All this was good, solid stuff. But Piazzi Smyth had a dottier side; he was obsessed by Egypt’s Great Pyramid. In fact he was, as Sir Flinders Petrie said, a ‘pyramidiot’. Piazzi was convinced the Pyramid held all the secrets of the universe. Accompanied by his wife Jessie (whom he had also dragged up the mountain in Tenerife), he measured every inch, and studied every angle. He ‘discovered’ that it was constructed on the ‘pyramid inch’ measure – only 0.001 per cent away from the imperial inch (he hated metric measurements). He ‘proved’ that the relationship of the Pyramid’s height to twice its base is equivalent to pi, and that one pound’s weight of the Pyramid is the same as five cubic pyramid inches of the earth’s mean density.
He also took the first photographs – his miniature images – in the chambers of the Great Pyramid, using coils of magnesium wire to create a bright light. Among the pictures that Smyth took is one of Jessie in the King’s Chamber, dressed in voluminous tartan skirts and looking intently into the so-called Coffer which may once have held a Pharaoh.
But Smyth’s book about his pyramidology, Our Inheritance in the Great Pyramid, was largely ridiculed by his contemporaries. He was snubbed when he submitted a paper on the subject to the Royal Society and as a result he resigned his Fellowship. In August 1888, he left the Royal Scottish Observatory for the last time, and retired to Ripon – probably so that Jessie, who was unwell, could benefit from the mild climate in the lee of the Pennines, but also because nearby York gave easy access to both London and Edinburgh. Another advantage was that York was the base of Smyth’s favourite scientific instrument maker, Thomas Cooke.
When Jessie died in 1896 Piazzi designed the pyramid-shaped tombstone topped with a cross that is now Sharow churchyard’s most unusual sight.
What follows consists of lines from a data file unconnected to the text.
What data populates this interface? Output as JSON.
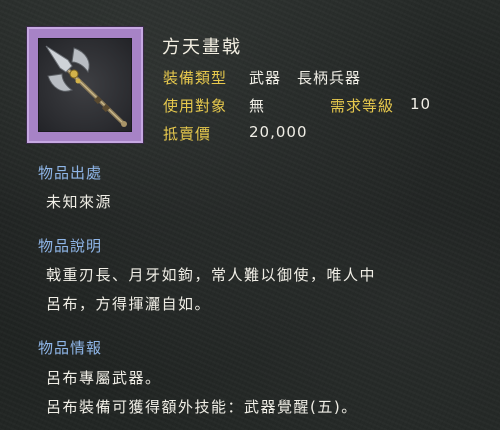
{
  "item": {
    "name": "方天畫戟",
    "icon": "halberd-icon",
    "frame_color": "#a783c6"
  },
  "stats": {
    "type_label": "裝備類型",
    "type_value": "武器　長柄兵器",
    "target_label": "使用對象",
    "target_value": "無",
    "level_label": "需求等級",
    "level_value": "10",
    "price_label": "抵賣價",
    "price_value": "20,000"
  },
  "sections": {
    "origin": {
      "title": "物品出處",
      "lines": [
        "未知來源"
      ]
    },
    "description": {
      "title": "物品說明",
      "lines": [
        "戟重刃長、月牙如鉤，常人難以御使，唯人中",
        "呂布，方得揮灑自如。"
      ]
    },
    "info": {
      "title": "物品情報",
      "lines": [
        "呂布專屬武器。",
        "呂布裝備可獲得額外技能：武器覺醒(五)。"
      ]
    }
  },
  "colors": {
    "label_gold": "#e6c84d",
    "section_blue": "#8fb6e8",
    "text_white": "#f0eee6"
  }
}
Four years later he was buried there, too. His inscription calls him ‘a Bright Star in the Firmament of Ardent Explorers of the Works of their Creator’.